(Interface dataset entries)
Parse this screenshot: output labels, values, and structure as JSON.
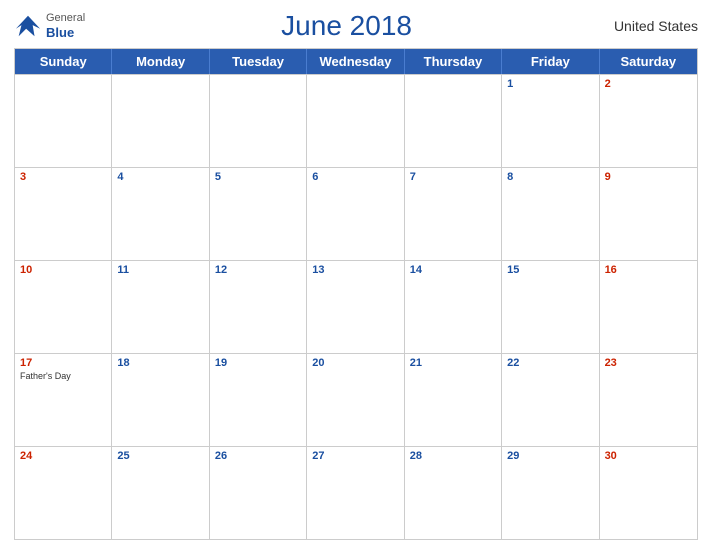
{
  "header": {
    "logo_general": "General",
    "logo_blue": "Blue",
    "title": "June 2018",
    "country": "United States"
  },
  "days": [
    "Sunday",
    "Monday",
    "Tuesday",
    "Wednesday",
    "Thursday",
    "Friday",
    "Saturday"
  ],
  "weeks": [
    [
      {
        "num": "",
        "event": ""
      },
      {
        "num": "",
        "event": ""
      },
      {
        "num": "",
        "event": ""
      },
      {
        "num": "",
        "event": ""
      },
      {
        "num": "",
        "event": ""
      },
      {
        "num": "1",
        "event": "",
        "type": "friday"
      },
      {
        "num": "2",
        "event": "",
        "type": "saturday"
      }
    ],
    [
      {
        "num": "3",
        "event": "",
        "type": "sunday"
      },
      {
        "num": "4",
        "event": ""
      },
      {
        "num": "5",
        "event": ""
      },
      {
        "num": "6",
        "event": ""
      },
      {
        "num": "7",
        "event": ""
      },
      {
        "num": "8",
        "event": ""
      },
      {
        "num": "9",
        "event": "",
        "type": "saturday"
      }
    ],
    [
      {
        "num": "10",
        "event": "",
        "type": "sunday"
      },
      {
        "num": "11",
        "event": ""
      },
      {
        "num": "12",
        "event": ""
      },
      {
        "num": "13",
        "event": ""
      },
      {
        "num": "14",
        "event": ""
      },
      {
        "num": "15",
        "event": ""
      },
      {
        "num": "16",
        "event": "",
        "type": "saturday"
      }
    ],
    [
      {
        "num": "17",
        "event": "Father's Day",
        "type": "sunday"
      },
      {
        "num": "18",
        "event": ""
      },
      {
        "num": "19",
        "event": ""
      },
      {
        "num": "20",
        "event": ""
      },
      {
        "num": "21",
        "event": ""
      },
      {
        "num": "22",
        "event": ""
      },
      {
        "num": "23",
        "event": "",
        "type": "saturday"
      }
    ],
    [
      {
        "num": "24",
        "event": "",
        "type": "sunday"
      },
      {
        "num": "25",
        "event": ""
      },
      {
        "num": "26",
        "event": ""
      },
      {
        "num": "27",
        "event": ""
      },
      {
        "num": "28",
        "event": ""
      },
      {
        "num": "29",
        "event": ""
      },
      {
        "num": "30",
        "event": "",
        "type": "saturday"
      }
    ]
  ]
}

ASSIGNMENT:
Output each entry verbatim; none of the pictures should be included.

RESPONSE TO THIS TASK:
Parse this screenshot: output labels, values, and structure as JSON.
{
  "header": {
    "logo_general": "General",
    "logo_blue": "Blue",
    "title": "June 2018",
    "country": "United States"
  },
  "days": [
    "Sunday",
    "Monday",
    "Tuesday",
    "Wednesday",
    "Thursday",
    "Friday",
    "Saturday"
  ],
  "weeks": [
    [
      {
        "num": "",
        "event": ""
      },
      {
        "num": "",
        "event": ""
      },
      {
        "num": "",
        "event": ""
      },
      {
        "num": "",
        "event": ""
      },
      {
        "num": "",
        "event": ""
      },
      {
        "num": "1",
        "event": "",
        "type": "friday"
      },
      {
        "num": "2",
        "event": "",
        "type": "saturday"
      }
    ],
    [
      {
        "num": "3",
        "event": "",
        "type": "sunday"
      },
      {
        "num": "4",
        "event": ""
      },
      {
        "num": "5",
        "event": ""
      },
      {
        "num": "6",
        "event": ""
      },
      {
        "num": "7",
        "event": ""
      },
      {
        "num": "8",
        "event": ""
      },
      {
        "num": "9",
        "event": "",
        "type": "saturday"
      }
    ],
    [
      {
        "num": "10",
        "event": "",
        "type": "sunday"
      },
      {
        "num": "11",
        "event": ""
      },
      {
        "num": "12",
        "event": ""
      },
      {
        "num": "13",
        "event": ""
      },
      {
        "num": "14",
        "event": ""
      },
      {
        "num": "15",
        "event": ""
      },
      {
        "num": "16",
        "event": "",
        "type": "saturday"
      }
    ],
    [
      {
        "num": "17",
        "event": "Father's Day",
        "type": "sunday"
      },
      {
        "num": "18",
        "event": ""
      },
      {
        "num": "19",
        "event": ""
      },
      {
        "num": "20",
        "event": ""
      },
      {
        "num": "21",
        "event": ""
      },
      {
        "num": "22",
        "event": ""
      },
      {
        "num": "23",
        "event": "",
        "type": "saturday"
      }
    ],
    [
      {
        "num": "24",
        "event": "",
        "type": "sunday"
      },
      {
        "num": "25",
        "event": ""
      },
      {
        "num": "26",
        "event": ""
      },
      {
        "num": "27",
        "event": ""
      },
      {
        "num": "28",
        "event": ""
      },
      {
        "num": "29",
        "event": ""
      },
      {
        "num": "30",
        "event": "",
        "type": "saturday"
      }
    ]
  ]
}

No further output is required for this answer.